## What you are asked to do
Nothing but the images is to be left out of your exact copy of the entries.

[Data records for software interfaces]
_ _ _ _ _
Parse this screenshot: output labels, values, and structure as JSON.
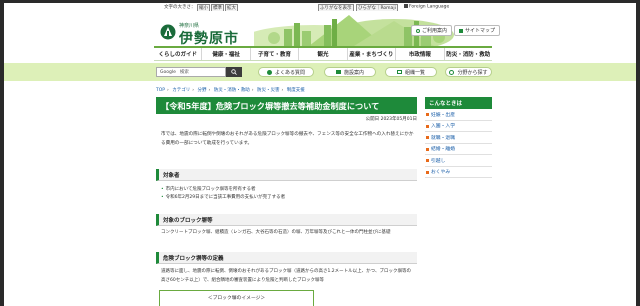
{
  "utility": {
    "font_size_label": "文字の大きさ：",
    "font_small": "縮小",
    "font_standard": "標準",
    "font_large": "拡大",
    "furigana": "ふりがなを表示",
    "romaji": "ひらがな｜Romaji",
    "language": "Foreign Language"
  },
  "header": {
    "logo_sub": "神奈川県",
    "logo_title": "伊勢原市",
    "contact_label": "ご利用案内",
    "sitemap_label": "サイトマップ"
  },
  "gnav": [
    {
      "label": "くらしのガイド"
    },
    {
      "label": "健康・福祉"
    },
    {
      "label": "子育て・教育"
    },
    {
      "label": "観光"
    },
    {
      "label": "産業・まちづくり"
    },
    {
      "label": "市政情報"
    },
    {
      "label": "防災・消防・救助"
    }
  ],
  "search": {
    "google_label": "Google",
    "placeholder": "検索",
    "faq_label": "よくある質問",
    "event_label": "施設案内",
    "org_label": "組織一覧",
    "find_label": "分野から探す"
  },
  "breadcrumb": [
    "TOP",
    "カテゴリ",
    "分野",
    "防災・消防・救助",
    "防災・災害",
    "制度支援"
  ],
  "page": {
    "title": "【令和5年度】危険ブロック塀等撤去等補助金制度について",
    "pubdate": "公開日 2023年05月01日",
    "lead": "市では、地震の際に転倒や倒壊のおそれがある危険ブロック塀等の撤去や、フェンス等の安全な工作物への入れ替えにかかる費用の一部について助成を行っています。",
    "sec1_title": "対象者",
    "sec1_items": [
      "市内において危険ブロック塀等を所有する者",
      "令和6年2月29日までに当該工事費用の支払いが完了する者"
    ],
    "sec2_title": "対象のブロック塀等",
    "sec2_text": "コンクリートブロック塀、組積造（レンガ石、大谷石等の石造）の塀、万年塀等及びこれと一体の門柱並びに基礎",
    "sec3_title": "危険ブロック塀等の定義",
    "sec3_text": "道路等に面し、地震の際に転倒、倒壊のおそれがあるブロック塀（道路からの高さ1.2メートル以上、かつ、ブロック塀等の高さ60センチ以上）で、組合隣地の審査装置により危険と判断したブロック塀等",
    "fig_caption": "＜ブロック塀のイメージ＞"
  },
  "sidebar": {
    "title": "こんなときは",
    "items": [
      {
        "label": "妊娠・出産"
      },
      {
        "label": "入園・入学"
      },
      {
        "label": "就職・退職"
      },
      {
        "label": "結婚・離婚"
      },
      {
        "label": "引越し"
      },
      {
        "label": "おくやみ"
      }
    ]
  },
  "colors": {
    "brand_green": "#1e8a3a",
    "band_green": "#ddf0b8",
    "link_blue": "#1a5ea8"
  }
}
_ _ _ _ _
## Response to this task
Parse this screenshot: output labels, values, and structure as JSON.
{
  "utility": {
    "font_size_label": "文字の大きさ：",
    "font_small": "縮小",
    "font_standard": "標準",
    "font_large": "拡大",
    "furigana": "ふりがなを表示",
    "romaji": "ひらがな｜Romaji",
    "language": "Foreign Language"
  },
  "header": {
    "logo_sub": "神奈川県",
    "logo_title": "伊勢原市",
    "contact_label": "ご利用案内",
    "sitemap_label": "サイトマップ"
  },
  "gnav": [
    {
      "label": "くらしのガイド"
    },
    {
      "label": "健康・福祉"
    },
    {
      "label": "子育て・教育"
    },
    {
      "label": "観光"
    },
    {
      "label": "産業・まちづくり"
    },
    {
      "label": "市政情報"
    },
    {
      "label": "防災・消防・救助"
    }
  ],
  "search": {
    "google_label": "Google",
    "placeholder": "検索",
    "faq_label": "よくある質問",
    "event_label": "施設案内",
    "org_label": "組織一覧",
    "find_label": "分野から探す"
  },
  "breadcrumb": [
    "TOP",
    "カテゴリ",
    "分野",
    "防災・消防・救助",
    "防災・災害",
    "制度支援"
  ],
  "page": {
    "title": "【令和5年度】危険ブロック塀等撤去等補助金制度について",
    "pubdate": "公開日 2023年05月01日",
    "lead": "市では、地震の際に転倒や倒壊のおそれがある危険ブロック塀等の撤去や、フェンス等の安全な工作物への入れ替えにかかる費用の一部について助成を行っています。",
    "sec1_title": "対象者",
    "sec1_items": [
      "市内において危険ブロック塀等を所有する者",
      "令和6年2月29日までに当該工事費用の支払いが完了する者"
    ],
    "sec2_title": "対象のブロック塀等",
    "sec2_text": "コンクリートブロック塀、組積造（レンガ石、大谷石等の石造）の塀、万年塀等及びこれと一体の門柱並びに基礎",
    "sec3_title": "危険ブロック塀等の定義",
    "sec3_text": "道路等に面し、地震の際に転倒、倒壊のおそれがあるブロック塀（道路からの高さ1.2メートル以上、かつ、ブロック塀等の高さ60センチ以上）で、組合隣地の審査装置により危険と判断したブロック塀等",
    "fig_caption": "＜ブロック塀のイメージ＞"
  },
  "sidebar": {
    "title": "こんなときは",
    "items": [
      {
        "label": "妊娠・出産"
      },
      {
        "label": "入園・入学"
      },
      {
        "label": "就職・退職"
      },
      {
        "label": "結婚・離婚"
      },
      {
        "label": "引越し"
      },
      {
        "label": "おくやみ"
      }
    ]
  },
  "colors": {
    "brand_green": "#1e8a3a",
    "band_green": "#ddf0b8",
    "link_blue": "#1a5ea8"
  }
}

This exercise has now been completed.